(GIVEN INFORMATION)
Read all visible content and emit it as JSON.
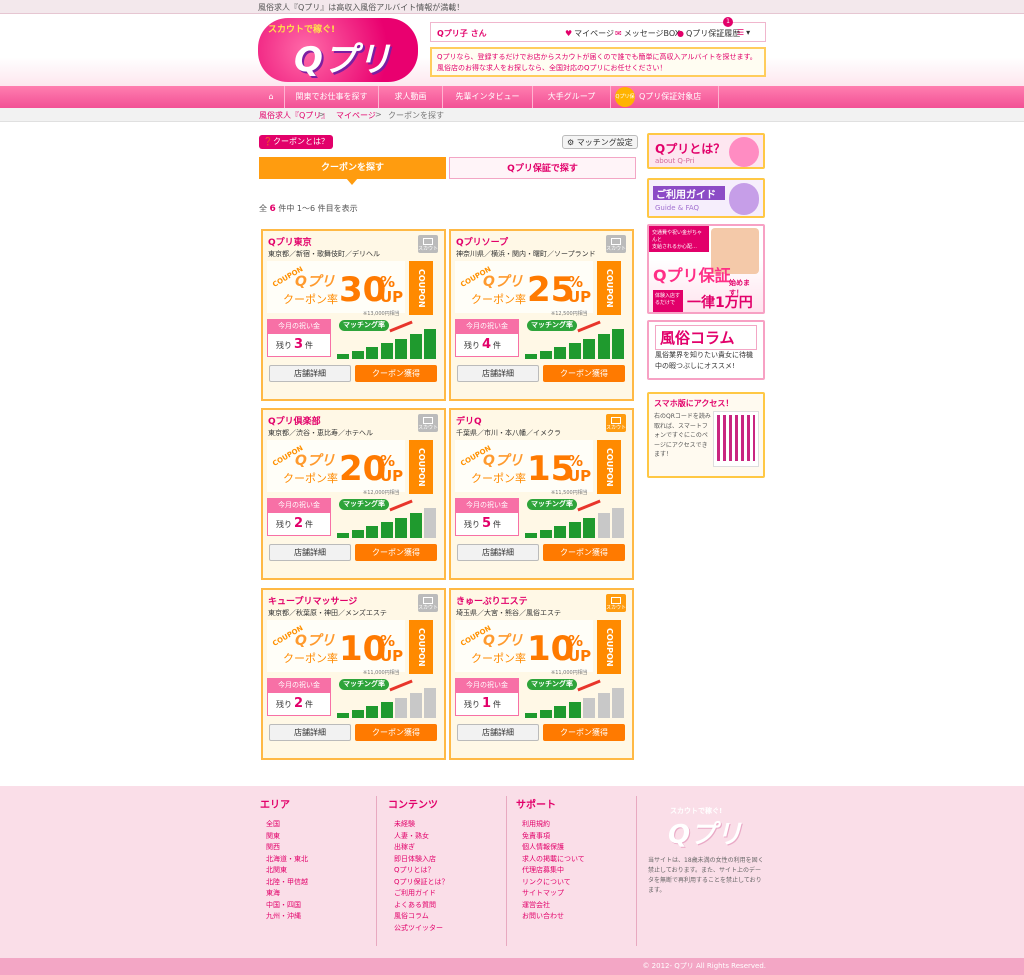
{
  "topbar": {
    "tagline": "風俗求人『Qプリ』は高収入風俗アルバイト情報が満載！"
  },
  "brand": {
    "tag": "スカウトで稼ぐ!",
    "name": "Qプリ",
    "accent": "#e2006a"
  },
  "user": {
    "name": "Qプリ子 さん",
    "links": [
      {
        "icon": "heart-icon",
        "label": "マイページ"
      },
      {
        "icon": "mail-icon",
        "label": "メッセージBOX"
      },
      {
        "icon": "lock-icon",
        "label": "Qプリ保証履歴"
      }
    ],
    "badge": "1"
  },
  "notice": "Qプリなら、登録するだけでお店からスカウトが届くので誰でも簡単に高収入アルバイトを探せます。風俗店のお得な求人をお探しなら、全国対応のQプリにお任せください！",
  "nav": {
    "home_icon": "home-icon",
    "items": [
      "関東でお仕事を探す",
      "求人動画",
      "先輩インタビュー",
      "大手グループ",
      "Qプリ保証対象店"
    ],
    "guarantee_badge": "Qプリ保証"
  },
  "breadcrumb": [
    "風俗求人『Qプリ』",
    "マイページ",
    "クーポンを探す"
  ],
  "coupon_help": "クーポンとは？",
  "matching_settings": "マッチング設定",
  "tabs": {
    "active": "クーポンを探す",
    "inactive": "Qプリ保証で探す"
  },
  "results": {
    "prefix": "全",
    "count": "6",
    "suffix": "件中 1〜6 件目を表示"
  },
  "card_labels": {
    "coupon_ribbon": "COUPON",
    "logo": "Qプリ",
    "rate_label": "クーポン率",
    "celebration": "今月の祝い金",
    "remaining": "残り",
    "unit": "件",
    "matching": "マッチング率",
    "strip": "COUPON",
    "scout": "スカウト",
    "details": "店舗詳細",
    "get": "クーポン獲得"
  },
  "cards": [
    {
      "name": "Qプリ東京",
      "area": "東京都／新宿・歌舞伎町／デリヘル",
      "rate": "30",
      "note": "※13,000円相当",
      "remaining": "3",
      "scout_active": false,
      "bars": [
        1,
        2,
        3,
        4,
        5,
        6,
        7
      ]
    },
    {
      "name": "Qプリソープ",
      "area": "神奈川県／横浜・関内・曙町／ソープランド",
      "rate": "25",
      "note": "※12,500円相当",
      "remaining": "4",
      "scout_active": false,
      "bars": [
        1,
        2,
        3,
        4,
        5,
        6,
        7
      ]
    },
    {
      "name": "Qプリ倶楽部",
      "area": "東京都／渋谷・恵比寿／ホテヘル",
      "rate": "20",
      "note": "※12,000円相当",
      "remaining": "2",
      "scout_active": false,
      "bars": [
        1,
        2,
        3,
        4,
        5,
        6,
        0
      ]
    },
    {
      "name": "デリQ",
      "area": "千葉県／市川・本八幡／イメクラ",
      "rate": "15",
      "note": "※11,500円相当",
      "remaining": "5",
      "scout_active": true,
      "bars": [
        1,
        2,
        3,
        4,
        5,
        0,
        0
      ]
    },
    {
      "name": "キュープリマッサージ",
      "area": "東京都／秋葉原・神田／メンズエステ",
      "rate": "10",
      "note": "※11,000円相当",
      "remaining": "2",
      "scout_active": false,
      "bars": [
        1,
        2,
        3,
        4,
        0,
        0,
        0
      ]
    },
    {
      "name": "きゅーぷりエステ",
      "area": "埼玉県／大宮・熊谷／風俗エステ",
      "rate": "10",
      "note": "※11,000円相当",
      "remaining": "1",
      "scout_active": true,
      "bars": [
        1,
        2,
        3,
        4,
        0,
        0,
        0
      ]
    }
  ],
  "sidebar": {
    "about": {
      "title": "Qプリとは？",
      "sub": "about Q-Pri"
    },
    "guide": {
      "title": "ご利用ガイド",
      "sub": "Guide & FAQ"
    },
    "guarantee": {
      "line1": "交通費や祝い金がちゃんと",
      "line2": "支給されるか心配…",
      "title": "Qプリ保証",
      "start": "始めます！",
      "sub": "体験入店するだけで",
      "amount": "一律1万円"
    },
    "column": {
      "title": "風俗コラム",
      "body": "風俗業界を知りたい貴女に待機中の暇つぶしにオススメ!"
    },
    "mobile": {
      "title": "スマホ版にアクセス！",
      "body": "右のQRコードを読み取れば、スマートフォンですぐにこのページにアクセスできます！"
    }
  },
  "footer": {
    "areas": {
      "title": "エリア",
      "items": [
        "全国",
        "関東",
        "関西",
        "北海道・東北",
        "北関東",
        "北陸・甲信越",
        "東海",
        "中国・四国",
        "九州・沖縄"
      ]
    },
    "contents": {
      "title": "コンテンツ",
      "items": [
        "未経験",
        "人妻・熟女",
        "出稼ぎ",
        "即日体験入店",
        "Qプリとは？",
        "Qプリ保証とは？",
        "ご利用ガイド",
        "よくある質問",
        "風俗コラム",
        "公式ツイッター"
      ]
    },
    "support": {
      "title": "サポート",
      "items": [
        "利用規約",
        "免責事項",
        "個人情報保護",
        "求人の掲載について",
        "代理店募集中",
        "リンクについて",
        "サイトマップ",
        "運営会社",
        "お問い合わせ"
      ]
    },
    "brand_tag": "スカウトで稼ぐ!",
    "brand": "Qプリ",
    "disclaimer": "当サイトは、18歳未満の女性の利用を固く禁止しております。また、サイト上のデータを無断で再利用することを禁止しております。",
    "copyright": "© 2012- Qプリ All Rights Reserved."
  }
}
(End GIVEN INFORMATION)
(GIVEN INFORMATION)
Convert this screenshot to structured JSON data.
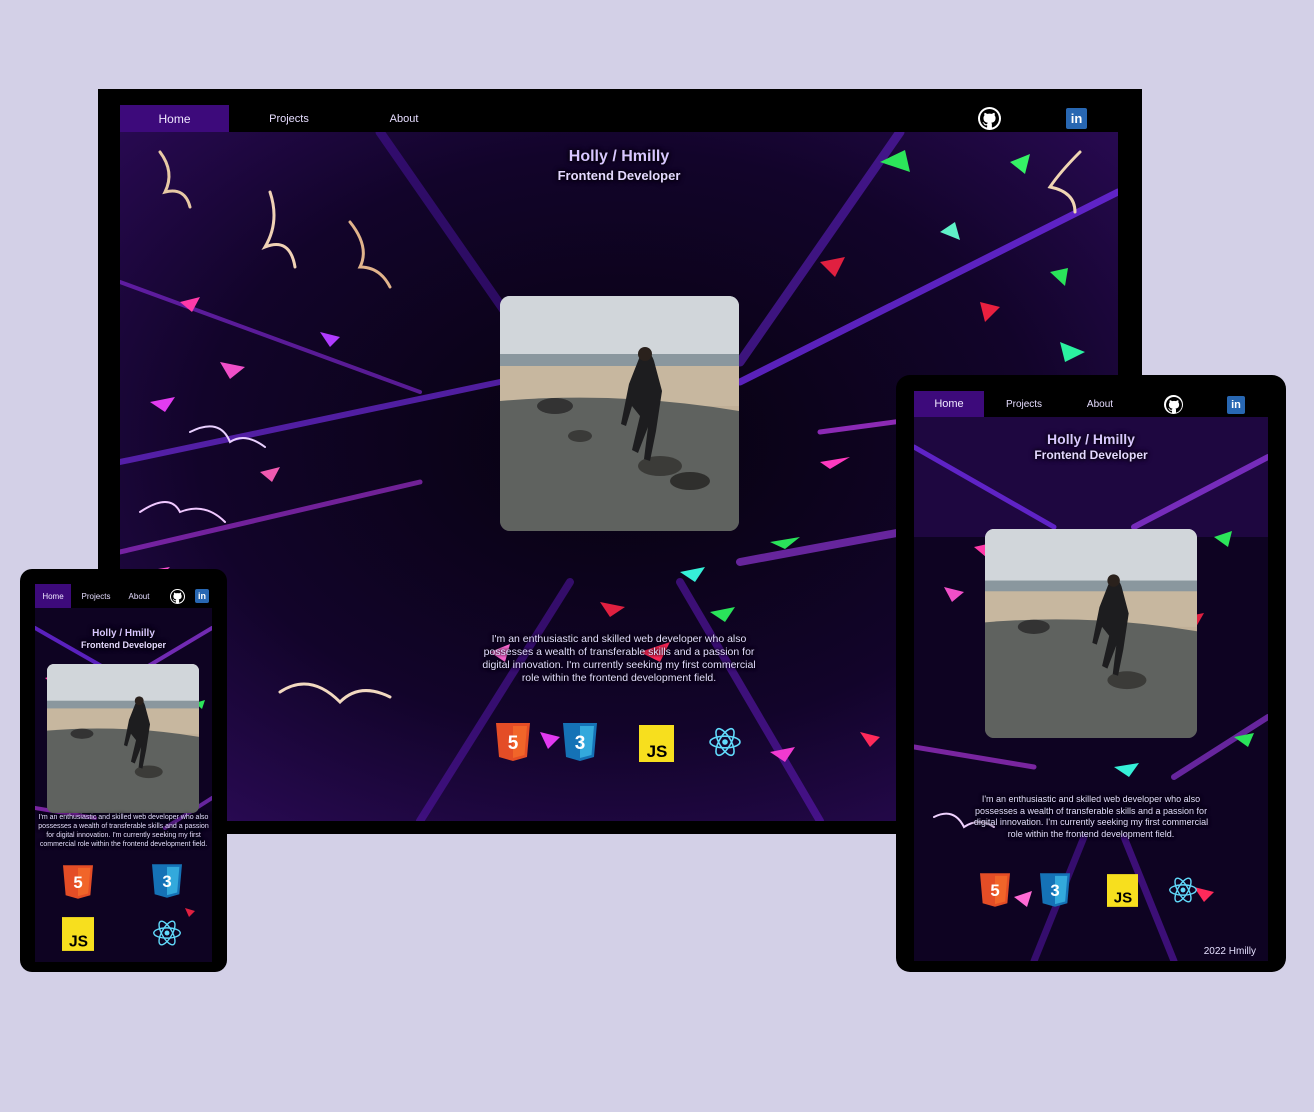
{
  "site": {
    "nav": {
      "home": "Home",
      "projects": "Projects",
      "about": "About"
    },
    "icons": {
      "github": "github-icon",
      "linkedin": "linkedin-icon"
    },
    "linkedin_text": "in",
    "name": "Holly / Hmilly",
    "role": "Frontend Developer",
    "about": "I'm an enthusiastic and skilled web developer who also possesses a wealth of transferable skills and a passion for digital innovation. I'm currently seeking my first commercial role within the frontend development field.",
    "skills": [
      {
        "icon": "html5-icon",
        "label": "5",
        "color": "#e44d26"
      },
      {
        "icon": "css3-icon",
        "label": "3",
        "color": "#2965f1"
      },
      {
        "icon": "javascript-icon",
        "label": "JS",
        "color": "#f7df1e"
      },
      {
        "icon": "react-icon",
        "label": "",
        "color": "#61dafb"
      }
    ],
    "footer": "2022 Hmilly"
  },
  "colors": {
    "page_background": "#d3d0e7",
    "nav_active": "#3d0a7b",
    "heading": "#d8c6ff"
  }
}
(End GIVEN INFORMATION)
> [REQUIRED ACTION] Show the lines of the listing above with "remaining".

> [ANSWER]
    "remaining": "残り",
      "remaining": "3",
      "remaining": "4",
      "remaining": "2",
      "remaining": "5",
      "remaining": "2",
      "remaining": "1",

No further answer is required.